Krishna Srinivasan: I think there's been some evolution in relative terms to the bigger market, which is Silicon Valley. California, obviously, is a much bigger market, and because of that gets a disproportionately larger share of the mindshare. But, what is changing, is the word is starting to get out. As we see right now, more entrepreneurs are moving from California to Austin in particular, and Texas in general, to start companies. Another piece of this, is venture capital has always been a neighborhood store. It' much easier for someone to know an entrepreneur in your neighborhood. It's always been harder for investors outside of this geography to appreciate the activity going on here. That's precisely the role we're trying to fill with this fund, to help get the attention of the bigger market. We like to get involved in companies early, to help put them on the national landscape and get them the attention they deserve.

All of you were at the big guys in venture capital across town, at Austin Ventures. What kind of relationship do you have there?
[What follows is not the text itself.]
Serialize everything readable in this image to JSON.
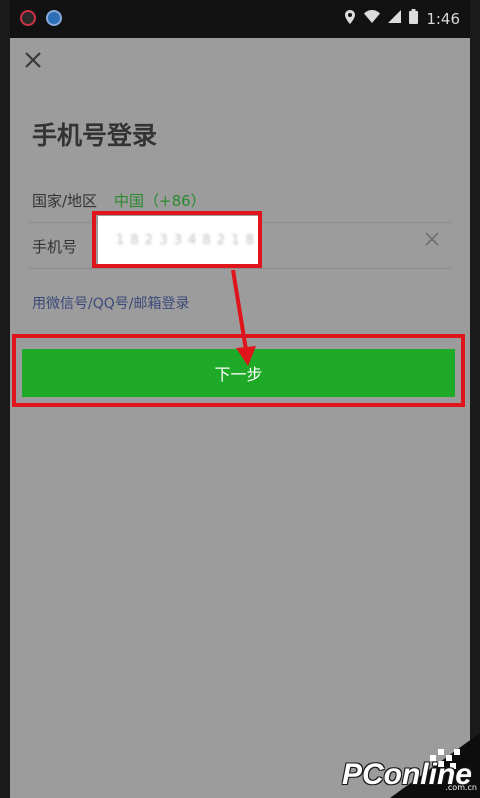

Krishna Srinivasan: The reality is, the three of us worked there for over ten years, and gained the vast set of our knowledge while working in this market. We strongly believe that the Texas market is much bigger than what is needed to have one or two very successful firms. In in a testament to our relationship with them, our first deal as a firm was syndicated with Austin Ventures, at Veros Systems. They're a great partner, and we'll continue to make investments with them.

Finally, what's the big goals for the firm in the near future?

Krishna Srinivasan: We're hoping to do three or four investments a year. We very much have an open checkbook for backing the next interesting companies

Thanks, and good luck!